I knew I had to seek answers. This book reflects my search for those answers.”
—Excerpted from the Prologue (page ix)
It seems that once a month or so, with painful regularity, another
unarmed black person is gunned down by a white civilian or white police
officer. What is the reason for this escalating epidemic? Is it really a
recent development or merely a long-hidden aspect of America's social
structure that's come to light because of the profusion of cell phones in
circulation among the population?
That's what Dr. Kelly Brown Douglas, as the mother of a black boy, found herself wondering in the wake of the shooting of Trayvon Martin. She also heard President Obama say that, if he had a son, he would look like Trayvon.
That made Kelly think, “I
DO have a son, and he DOES look like Trayvon.” So, for her, the crisis was
more than a matter of mere rhetorical speculation. Not wanting her son to
become the next statistic, she heeded an urgent inner call to action.
As a Professor of Religion at Goucher College, she decided her skills could best be put to use researching the burgeoning phenomenon. And the upshot of her research efforts is Stand Your Ground: Black Bodies and the Justice of God, an enlightening examination of the deep-seated roots of the racist reasoning relied upon in the course of snuffing out African-Americans lives so cavalierly.
The author opens the opus with a history lesson, tracing the source of the problem back hundreds of years to the birth of “Exceptionalism” in Anglo-Saxon England. Reserved for whites, that notion enabled caucasians to adopt the concept of “Manifest Destiny” that led to the extermination of Native Americans (relying on the rallying cry “The only good Indian is a dead Indian”) and to the wholesale subjugation of Africans as property.

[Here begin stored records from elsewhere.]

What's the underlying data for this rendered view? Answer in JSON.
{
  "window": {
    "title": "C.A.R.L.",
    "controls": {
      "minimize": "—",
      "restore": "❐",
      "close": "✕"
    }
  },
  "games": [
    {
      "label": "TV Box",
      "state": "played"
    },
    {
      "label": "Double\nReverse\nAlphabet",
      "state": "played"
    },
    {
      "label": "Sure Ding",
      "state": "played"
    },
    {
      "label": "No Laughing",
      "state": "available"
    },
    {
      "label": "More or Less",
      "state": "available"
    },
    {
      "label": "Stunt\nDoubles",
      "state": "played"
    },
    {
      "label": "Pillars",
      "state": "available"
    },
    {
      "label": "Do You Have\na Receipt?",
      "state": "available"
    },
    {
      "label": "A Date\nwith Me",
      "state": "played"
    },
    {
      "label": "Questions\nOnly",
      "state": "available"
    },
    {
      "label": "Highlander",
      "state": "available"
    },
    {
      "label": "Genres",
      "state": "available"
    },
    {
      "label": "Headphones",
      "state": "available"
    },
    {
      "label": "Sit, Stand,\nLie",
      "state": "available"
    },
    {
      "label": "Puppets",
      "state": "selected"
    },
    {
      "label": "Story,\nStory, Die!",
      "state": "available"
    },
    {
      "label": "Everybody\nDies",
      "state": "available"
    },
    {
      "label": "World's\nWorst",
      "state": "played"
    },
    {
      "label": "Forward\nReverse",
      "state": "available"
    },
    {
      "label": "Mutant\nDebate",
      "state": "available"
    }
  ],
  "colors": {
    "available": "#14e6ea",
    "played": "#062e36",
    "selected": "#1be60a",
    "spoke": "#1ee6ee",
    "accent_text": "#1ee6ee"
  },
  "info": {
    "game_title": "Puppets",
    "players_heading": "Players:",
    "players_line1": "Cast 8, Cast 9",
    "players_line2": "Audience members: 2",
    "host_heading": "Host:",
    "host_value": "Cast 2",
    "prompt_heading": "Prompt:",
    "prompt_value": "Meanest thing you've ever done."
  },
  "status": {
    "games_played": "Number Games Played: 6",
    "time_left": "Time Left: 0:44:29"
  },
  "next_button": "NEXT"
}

She sees today's Stand Your Ground law as a logical extension of the supremacist philosophy that sustained slavery, Jim Crow segregation, lynching and other institutionalized forms of color-coded oppression. Apparently, part and parcel of that shameful scheme was a “natural law theo-ideology” hyper-valuing whiteness while denigrating the black body as “perpetually-guilty chattel.”
An iconoclastic cultural critique indicting the doctrine of Manifest Destiny for the rationalization of a perpetual war on African-American males.